Roughly 66,000 American troops remain in Afghanistan, with half of those forces scheduled to withdraw from the country this spring.

The final 32,000 American forces remaining in the country will start coming home following the country's presidential election in April 2014 — officially ending America's combat role.

A force ranging between 8,000-12,000 troops has been suggested to remain in a non-combat role after 2014. 

The Obama administration, however, has yet to publicly announce a postwar troop number despite increasing calls from the Pentagon and Capitol Hill to issue a final force projection. 

Retired Gen. John Allen, one of the president’s former commanders, said it’s high time for an announcement.

“What is missing right now are the specifics,” Allen said during a speech in Washington earlier this month.

“Giving [the Afghans] the clarity of what that enduring presence looks like will give them the confidence that they need," he added. 

Gen. Joseph Dunford, who succeeded Allen as the top U.S. Afghan commander, has backed a troop level of 13,600 under a plan drafted by former Central Command chief Gen. James Mattis. 

That American presence would be backed up by a 6,000- to 7,000-troop NATO force, according to the Mattis plan. 

Congressional Republicans, who are also pushing for a troop figure from Obama, claim Dunford and others are being pressured by the White House to accept a smaller U.S. troop presence in the country. 

While the White House has remained mum on what the total U.S. force will be in Afghanistan after 2014, top military leaders have already begun coordinating that postwar plan with NATO. 

The United States, Germany and Italy committed to serve as “lead nations” for the training mission, Hagel said Wednesday after the conclusion of a NATO meeting in Brussels.

The U.S. military will be the largest contributor, taking the lead in the more volatile eastern and southern regions. Germany and Italy will serve as lead nations in the west and north.

NATO Secretary General Anders Fogh Rasmussen said that the new mission will be primarily focused on training and will be significantly smaller than the force currently in Afghanistan.

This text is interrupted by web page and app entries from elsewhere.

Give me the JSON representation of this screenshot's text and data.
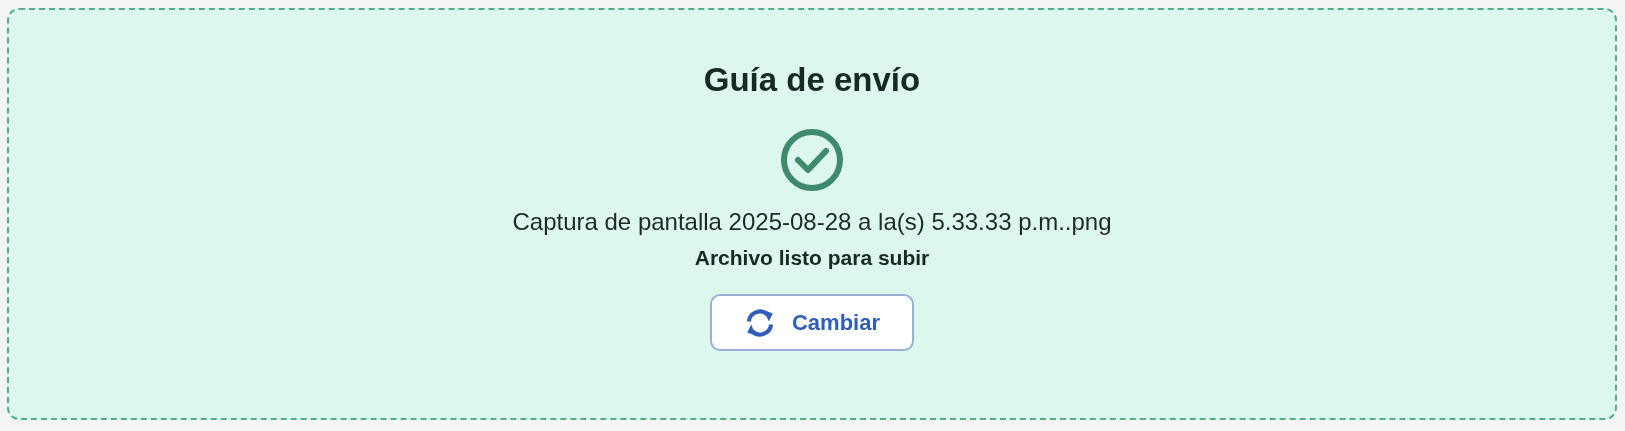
{
  "upload": {
    "title": "Guía de envío",
    "ready": true,
    "file_name": "Captura de pantalla 2025-08-28 a la(s) 5.33.33 p.m..png",
    "status_text": "Archivo listo para subir",
    "button": {
      "label": "Cambiar"
    }
  }
}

“We're transitioning, not leaving,” Hagel added during the Wednesday press conference.